Open House of HorrorsOpen House of Horrors
Let’s start by saying that not everyone agrees on what is appropriate, and some do not care. However, that said, whether you care or not, it’s worthy of giving it some thought on how one might react to entering an apartment in a particular scenario. It is time to face it: the more people your home appeals to, the better price it will likely sell for or, in some cases, sell. Unless you want your apartment looking like a “going out of business” sale, taking care of some of the items below might find you a Buyer.
Sex Toys are UsSex Toys are Us
“Fifty Shades of Grey” displayed in the bedroom can satisfy your taste for exhibitionism and reveal your passionate soul, but you might want to reconsider. Is it necessary to leave your furry handcuffs or feathers on the bedside table and something that resembles a vibrating device for a neck massage? If you are selling a two-bedroom, there is a good chance for potential buyers with a young child might becoming. Sometimes less is more.
Animal HouseAnimal House
We love pets, but sometimes it can be a bit much, like three cockatoos, even though they say “Hello!” all together at the same time and are beyond cute. Coupled with a cat, you mostly have a “Tom and Jerry” situation. No doubt, unique, but, if possible, better to avoid. How about not leaving the cat or dog food out, or, maybe, just giving the litter a cleaning?
Light a match, open a window, or if you have to, Febreze for the life of g-d. Candles are readily available and elevate your open house. Perhaps, if you want to take it to another level, most of us love chocolate chip cookies baked fresh.
Dutch ovenDutch oven
Whether you have taken on the role of the Big Lebowski or decided to rent your place to marijuana enthusiasts, keep in mind that smoke sticks to everything in the apartment and can be overpowering unless you just rolled one before shopping for a home.

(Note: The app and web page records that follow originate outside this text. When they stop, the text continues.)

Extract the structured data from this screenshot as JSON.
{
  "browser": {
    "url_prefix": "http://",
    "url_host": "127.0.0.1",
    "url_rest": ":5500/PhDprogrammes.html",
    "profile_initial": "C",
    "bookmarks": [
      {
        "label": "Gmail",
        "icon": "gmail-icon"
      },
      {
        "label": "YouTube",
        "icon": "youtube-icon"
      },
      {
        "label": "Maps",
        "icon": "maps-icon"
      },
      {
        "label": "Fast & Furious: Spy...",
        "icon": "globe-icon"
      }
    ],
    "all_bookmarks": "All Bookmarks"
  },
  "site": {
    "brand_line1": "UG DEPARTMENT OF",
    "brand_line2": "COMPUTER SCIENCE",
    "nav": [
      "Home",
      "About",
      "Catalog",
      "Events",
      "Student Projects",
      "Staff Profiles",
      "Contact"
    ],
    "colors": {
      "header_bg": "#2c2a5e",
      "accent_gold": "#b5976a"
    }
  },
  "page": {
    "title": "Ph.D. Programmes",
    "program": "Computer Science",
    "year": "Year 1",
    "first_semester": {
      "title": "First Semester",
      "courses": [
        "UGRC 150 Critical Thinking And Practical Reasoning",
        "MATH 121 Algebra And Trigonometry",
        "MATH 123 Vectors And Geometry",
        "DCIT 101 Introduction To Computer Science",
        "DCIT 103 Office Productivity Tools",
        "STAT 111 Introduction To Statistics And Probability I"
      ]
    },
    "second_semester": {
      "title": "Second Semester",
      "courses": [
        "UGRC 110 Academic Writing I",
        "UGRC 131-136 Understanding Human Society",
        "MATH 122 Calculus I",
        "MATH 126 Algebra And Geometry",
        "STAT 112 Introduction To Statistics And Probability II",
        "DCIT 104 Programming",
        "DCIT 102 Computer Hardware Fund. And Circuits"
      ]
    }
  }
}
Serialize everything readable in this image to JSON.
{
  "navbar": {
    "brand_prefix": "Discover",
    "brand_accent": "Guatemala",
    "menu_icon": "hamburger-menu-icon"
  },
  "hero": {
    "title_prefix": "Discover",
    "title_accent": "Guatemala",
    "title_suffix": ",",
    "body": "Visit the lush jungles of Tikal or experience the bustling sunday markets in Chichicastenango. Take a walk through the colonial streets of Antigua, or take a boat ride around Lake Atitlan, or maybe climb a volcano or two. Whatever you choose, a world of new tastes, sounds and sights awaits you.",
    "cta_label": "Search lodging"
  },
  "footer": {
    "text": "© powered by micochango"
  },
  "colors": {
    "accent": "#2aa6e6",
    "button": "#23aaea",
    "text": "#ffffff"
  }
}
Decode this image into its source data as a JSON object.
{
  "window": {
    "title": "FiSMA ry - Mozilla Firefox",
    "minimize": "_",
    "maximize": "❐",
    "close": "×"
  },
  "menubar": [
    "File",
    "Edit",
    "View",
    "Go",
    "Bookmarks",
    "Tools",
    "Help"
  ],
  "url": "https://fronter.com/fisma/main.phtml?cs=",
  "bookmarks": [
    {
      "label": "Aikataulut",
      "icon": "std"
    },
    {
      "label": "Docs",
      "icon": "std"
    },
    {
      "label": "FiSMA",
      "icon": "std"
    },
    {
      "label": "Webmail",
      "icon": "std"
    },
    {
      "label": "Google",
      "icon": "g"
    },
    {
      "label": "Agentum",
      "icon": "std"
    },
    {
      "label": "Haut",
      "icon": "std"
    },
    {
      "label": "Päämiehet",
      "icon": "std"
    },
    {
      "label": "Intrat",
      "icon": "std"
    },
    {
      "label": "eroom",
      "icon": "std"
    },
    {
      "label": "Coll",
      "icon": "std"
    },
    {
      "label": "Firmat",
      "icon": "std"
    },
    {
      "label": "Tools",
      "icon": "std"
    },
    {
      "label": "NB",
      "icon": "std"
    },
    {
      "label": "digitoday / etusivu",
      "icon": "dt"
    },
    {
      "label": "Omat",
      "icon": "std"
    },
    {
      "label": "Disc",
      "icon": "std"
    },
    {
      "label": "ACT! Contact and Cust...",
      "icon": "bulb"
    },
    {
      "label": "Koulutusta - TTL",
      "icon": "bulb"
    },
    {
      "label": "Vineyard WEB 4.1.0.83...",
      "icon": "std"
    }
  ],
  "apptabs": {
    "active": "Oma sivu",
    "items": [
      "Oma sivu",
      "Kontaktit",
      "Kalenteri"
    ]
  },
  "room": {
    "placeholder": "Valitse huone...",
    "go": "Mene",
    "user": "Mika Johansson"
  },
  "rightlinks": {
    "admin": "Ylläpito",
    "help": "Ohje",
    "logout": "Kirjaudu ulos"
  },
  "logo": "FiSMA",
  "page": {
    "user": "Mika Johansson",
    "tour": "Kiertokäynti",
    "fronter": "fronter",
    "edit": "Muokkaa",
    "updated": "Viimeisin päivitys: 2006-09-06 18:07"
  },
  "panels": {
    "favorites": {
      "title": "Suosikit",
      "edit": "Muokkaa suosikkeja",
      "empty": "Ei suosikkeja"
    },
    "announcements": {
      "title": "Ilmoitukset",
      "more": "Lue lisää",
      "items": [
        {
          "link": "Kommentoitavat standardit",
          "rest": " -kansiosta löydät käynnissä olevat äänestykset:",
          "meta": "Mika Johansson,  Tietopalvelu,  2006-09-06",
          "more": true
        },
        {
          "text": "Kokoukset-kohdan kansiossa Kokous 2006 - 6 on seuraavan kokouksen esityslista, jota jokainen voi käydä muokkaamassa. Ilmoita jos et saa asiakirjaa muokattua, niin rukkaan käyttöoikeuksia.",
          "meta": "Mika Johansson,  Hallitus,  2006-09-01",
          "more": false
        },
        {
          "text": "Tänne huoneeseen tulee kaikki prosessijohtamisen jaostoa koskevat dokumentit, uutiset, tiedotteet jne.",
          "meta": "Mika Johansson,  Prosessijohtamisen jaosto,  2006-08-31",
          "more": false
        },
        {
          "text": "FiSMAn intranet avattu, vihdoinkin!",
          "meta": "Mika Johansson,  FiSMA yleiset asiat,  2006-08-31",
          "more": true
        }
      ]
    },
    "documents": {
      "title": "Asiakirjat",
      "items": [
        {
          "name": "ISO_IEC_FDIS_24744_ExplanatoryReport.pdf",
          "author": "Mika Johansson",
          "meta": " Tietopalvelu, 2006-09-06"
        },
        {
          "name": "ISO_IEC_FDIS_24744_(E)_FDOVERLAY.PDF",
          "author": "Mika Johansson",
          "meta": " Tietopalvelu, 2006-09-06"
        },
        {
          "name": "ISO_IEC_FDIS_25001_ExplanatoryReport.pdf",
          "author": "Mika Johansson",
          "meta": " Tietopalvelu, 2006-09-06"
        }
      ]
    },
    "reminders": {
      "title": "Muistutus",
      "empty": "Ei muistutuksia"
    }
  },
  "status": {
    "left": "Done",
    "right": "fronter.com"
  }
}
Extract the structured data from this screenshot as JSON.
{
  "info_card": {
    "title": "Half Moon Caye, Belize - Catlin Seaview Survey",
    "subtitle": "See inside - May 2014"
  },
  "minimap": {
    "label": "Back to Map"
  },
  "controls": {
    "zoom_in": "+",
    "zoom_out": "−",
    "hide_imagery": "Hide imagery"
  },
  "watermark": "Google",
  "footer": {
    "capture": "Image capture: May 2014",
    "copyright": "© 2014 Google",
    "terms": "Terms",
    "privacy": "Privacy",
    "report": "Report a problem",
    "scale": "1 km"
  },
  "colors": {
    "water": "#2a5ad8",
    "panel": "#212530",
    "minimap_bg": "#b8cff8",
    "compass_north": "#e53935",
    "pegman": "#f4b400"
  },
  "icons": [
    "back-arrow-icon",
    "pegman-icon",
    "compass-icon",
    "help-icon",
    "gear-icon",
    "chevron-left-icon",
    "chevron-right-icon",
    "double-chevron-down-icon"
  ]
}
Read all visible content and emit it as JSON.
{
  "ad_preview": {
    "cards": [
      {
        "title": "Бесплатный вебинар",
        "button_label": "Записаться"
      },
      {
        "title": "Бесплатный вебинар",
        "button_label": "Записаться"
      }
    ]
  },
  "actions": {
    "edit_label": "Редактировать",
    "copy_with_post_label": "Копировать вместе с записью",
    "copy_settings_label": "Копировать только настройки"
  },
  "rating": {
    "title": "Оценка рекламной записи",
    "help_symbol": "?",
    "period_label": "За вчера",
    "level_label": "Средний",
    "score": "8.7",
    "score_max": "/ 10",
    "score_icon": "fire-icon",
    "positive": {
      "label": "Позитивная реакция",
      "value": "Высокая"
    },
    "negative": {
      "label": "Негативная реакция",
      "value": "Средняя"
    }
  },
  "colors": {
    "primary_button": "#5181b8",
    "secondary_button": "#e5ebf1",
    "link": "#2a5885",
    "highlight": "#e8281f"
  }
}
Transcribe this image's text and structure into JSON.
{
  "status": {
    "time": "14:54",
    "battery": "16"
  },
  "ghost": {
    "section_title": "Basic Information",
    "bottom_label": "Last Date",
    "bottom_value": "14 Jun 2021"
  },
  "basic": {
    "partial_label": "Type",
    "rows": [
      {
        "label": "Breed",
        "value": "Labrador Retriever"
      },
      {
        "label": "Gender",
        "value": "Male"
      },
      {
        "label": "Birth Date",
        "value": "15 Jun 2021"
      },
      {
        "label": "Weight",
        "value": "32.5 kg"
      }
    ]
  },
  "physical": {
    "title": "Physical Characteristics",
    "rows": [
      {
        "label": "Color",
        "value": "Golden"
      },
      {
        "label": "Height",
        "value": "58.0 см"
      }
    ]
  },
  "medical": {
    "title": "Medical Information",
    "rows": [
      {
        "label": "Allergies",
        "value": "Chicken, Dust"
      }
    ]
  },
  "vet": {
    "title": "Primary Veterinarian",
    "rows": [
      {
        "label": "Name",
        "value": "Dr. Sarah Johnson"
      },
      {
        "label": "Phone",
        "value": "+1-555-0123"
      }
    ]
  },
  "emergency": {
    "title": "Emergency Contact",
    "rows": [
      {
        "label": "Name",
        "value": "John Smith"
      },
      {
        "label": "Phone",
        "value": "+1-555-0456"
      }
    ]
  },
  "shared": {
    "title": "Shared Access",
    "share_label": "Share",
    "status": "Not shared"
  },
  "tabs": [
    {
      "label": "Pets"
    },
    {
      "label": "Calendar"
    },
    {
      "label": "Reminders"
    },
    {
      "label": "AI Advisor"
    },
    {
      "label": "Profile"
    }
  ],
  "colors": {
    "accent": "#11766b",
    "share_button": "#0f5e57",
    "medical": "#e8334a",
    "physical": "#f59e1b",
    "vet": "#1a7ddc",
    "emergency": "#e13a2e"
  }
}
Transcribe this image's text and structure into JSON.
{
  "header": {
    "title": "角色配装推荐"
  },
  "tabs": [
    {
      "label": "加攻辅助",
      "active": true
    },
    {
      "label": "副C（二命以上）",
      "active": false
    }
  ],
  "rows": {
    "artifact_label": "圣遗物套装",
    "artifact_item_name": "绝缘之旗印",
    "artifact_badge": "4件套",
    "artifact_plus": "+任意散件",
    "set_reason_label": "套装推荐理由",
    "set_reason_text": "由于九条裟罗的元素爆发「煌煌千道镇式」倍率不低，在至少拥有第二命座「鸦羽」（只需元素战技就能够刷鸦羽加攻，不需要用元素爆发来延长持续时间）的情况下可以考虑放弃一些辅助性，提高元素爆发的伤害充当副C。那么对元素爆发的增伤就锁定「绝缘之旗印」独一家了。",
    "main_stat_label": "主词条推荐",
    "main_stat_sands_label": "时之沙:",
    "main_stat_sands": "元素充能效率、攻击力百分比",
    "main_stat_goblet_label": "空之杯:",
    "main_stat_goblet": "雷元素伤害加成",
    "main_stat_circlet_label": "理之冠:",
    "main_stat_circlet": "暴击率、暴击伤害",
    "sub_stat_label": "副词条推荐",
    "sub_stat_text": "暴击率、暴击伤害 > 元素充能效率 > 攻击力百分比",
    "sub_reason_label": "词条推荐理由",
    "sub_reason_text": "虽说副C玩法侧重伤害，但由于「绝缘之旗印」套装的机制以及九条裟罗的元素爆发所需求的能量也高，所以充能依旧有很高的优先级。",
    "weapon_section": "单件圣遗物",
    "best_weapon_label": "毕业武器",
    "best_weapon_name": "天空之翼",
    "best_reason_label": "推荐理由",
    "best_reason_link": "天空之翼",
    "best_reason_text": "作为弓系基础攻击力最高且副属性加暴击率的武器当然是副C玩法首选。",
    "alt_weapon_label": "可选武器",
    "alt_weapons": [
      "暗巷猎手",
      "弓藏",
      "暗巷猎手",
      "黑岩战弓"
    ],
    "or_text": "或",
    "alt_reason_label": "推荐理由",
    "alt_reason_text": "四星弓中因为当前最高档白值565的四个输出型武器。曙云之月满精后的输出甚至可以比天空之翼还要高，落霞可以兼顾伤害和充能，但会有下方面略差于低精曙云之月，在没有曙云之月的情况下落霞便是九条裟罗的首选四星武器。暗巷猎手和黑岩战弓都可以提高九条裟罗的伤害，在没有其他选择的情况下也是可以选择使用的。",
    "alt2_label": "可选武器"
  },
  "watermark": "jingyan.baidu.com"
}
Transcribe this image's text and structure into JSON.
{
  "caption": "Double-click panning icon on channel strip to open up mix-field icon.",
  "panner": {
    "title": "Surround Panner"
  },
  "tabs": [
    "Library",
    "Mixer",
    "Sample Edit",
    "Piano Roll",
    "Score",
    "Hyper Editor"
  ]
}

Storage is necessary for New York City; everyone needs more, but turning your living and other rooms into a storage facility usually is not an excellent idea. Space is equally important as storage, so finding a balance might be a great place to start.
The StalkerThe Stalker
Maybe you have finished your apartment to the nines; it’s worthy of a feature in the Architectural Digest, but please let your agent do his/her job with a little space. Having an owner sitting in a rocking chair or following you around the apartment is creepy, and a great way to alienate a potential buyer.
All sellers try to maximize their capital upside, but this should not be at the expense of having your place cleaned before opening your doors to the market. There is nothing worse than walking into a dirty bathroom. How about washing the dirty bathroom mat. It doesn’t cost much, and cleanliness always goes a long way. Excellent Green Cleaning is a company we recommend, not the cheapest but the best.
Master ChefMaster Chef
Just because you love food doesn’t mean you can cook. Many find out the hard way by sending photos of dishes to Gordon Ramsey on Twitter only to get roasted on how shocking the plate may look. Many of us want to be Anthony Bourdain or the next “Master Chef,” but we’re better off keeping our day jobs in reality. Keep this in mind, before storing your food experiment in a clear container in the fridge instead of a plastic garbage bag. Many buyers like to open a refrigerator.
Bad JuJuBad JuJu
Don’t stuff your pets and animals; taxidermy does not sit well in an apartment. Let go, and let them RIP. Religious symbolism can be a bit much for those of another faith. Antique furniture can also be cumbersome and cause negative energy, researching on how to rid your home of bad JuJu is recommended. Have you been looking for a home and walked in on any surprises? Share your stories below.